In prior articles ("Knowledge Metrics," October and November 1999 KMM), I illustrated the flight from financial capital to knowledge capital by cases drawn from the pharmaceutical industry. This approach demonstrated how one calculates knowledge-based metrics and how they differ from conventional financial accounting measures. However, these examples could be seen as applying only to conditions in the knowledge-rich pharmaceutical sector and so not relevant as a valid insight about the U.S. economy overall.

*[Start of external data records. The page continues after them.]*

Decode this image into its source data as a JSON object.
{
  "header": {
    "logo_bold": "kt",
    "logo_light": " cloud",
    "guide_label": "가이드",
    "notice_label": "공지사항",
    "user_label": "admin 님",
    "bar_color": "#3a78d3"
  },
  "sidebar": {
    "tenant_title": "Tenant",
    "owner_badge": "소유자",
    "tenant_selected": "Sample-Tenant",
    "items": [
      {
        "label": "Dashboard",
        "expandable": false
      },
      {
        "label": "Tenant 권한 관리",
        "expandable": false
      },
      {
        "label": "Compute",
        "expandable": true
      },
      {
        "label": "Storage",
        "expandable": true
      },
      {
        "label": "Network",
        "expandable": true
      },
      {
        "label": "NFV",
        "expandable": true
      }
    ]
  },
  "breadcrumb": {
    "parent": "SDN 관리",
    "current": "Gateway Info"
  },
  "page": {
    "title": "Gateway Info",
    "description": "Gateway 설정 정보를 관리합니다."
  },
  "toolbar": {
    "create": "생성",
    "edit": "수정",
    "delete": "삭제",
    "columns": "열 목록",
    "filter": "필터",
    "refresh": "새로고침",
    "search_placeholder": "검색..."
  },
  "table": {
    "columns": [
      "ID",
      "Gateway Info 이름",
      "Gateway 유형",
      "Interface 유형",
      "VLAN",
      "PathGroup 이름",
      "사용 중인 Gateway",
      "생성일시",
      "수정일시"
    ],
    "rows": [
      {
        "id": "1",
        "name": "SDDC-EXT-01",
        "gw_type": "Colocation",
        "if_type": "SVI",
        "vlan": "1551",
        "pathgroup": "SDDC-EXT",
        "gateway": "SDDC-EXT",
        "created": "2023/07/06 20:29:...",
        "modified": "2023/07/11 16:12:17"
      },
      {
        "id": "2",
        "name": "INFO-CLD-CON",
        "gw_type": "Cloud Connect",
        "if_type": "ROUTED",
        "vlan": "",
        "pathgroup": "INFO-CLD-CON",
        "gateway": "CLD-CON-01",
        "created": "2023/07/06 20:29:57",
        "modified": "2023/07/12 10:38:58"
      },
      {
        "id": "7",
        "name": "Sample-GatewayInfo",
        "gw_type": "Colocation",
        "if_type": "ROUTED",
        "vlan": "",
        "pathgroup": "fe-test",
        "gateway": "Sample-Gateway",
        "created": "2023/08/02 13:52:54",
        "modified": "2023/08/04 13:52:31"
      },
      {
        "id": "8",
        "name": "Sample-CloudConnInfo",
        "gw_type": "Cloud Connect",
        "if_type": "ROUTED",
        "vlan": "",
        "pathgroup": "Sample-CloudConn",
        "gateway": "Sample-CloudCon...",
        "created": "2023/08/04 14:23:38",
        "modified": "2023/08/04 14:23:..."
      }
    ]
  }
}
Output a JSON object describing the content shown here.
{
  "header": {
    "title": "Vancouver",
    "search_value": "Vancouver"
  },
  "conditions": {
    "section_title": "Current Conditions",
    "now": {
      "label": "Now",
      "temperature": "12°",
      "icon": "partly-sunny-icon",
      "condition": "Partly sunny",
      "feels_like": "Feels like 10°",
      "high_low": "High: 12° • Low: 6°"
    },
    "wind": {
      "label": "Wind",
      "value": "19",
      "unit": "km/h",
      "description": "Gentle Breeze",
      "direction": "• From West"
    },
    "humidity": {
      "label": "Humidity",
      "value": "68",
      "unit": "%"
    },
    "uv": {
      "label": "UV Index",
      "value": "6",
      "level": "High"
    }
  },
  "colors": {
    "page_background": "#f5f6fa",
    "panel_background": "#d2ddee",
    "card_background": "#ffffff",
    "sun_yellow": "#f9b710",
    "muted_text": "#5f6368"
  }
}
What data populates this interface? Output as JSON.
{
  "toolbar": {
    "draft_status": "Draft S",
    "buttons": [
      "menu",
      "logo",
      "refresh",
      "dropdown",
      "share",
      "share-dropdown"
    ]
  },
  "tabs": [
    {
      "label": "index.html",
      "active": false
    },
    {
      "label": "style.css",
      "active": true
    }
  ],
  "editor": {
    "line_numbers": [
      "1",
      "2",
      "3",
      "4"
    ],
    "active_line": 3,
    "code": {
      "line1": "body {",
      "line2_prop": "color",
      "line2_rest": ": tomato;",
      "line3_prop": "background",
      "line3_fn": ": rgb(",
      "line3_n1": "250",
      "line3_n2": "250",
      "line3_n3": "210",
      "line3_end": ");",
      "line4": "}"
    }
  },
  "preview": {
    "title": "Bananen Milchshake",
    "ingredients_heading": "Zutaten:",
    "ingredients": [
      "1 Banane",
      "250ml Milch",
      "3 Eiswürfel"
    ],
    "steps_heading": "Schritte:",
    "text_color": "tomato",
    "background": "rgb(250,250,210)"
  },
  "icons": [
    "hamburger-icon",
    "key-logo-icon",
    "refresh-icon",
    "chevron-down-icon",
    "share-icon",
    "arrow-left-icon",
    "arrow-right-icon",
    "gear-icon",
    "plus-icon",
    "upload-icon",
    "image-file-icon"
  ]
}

To paint a much larger picture, I collected 1998 financial data on 7,288 leading U.S. corporations whose stocks are listed publicly. These firms employed 36.2 million people. Their financial assets were $19.8 trillion, equal to 64 percent of all corporate assets in the U.S. This breadth should make for a credible sample. This sum also dwarfs in scope the dot-com firms that are attracting so much media attention; those new firms, in terms of employment and assets, constitute only a tiny fraction of my statistically valid sample of the real U.S. economy. Here are some of the most revealing findings:
In sum, much of what is said about the advanced state of the U.S. economy does not stand up to an uncompromising analysis of actual financial results. The claims that the U.S. has reached unprecedented levels of prosperity also are premature. Wealth based on Knowledge Capital remains highly concentrated. It is limited in scope and can be observed only for a small number of firms.
Yet the data I have presented in this article should be seen as perhaps the most favorable view on economic conditions. The Knowledge Capital for large segments of the workforce remains unaccounted for, in areas such as government services, defense, not-for-profit firms and notoriously under-resourced consumer services, not to mention the rising population of part-time employees.
The good news is that the Knowledge Economy is still evolving from relatively backward circumstances. The present is not at the end of history, as a prominent historian claimed recently. It is merely a start-up venture without a clear understanding of where to go. An ample dose of quantitative humility may be the right medicine for futurists to swallow now, before they plunge ahead with prognostications that lack a balanced view of the realities of economic worth.
Paul A. Strassmann originated the trademarked concepts "information productivity", "return-on-management" and "knowledge capital."
© 2001 Freedom Technology Media Group